Element data from apps and pages:
- Opening Delimiter -
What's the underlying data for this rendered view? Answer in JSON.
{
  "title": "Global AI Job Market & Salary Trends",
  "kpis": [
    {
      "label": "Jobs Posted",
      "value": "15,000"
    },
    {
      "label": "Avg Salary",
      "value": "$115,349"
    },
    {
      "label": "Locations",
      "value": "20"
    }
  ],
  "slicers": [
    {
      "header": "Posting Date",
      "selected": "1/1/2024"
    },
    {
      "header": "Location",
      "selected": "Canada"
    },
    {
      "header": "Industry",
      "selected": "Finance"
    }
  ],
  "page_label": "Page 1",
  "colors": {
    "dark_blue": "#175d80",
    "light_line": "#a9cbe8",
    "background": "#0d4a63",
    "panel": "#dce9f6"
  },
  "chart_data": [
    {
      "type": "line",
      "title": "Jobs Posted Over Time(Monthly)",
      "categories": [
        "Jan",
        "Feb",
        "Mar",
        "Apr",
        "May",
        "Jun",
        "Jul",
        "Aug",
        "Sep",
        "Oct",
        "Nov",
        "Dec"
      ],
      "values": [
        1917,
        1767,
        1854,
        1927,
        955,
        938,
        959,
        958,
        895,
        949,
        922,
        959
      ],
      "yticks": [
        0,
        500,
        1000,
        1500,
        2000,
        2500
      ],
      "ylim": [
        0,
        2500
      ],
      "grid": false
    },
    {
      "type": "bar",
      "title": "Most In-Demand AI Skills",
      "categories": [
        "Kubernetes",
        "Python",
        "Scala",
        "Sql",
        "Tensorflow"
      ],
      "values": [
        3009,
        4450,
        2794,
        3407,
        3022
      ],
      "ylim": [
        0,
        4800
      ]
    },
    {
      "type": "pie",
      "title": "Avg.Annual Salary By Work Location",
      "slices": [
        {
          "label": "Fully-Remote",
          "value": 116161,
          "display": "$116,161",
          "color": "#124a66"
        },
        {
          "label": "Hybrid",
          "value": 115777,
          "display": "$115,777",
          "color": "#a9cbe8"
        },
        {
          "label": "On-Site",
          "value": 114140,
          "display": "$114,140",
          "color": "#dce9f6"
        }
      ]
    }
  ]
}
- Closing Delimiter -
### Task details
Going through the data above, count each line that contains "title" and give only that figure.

### Task response
4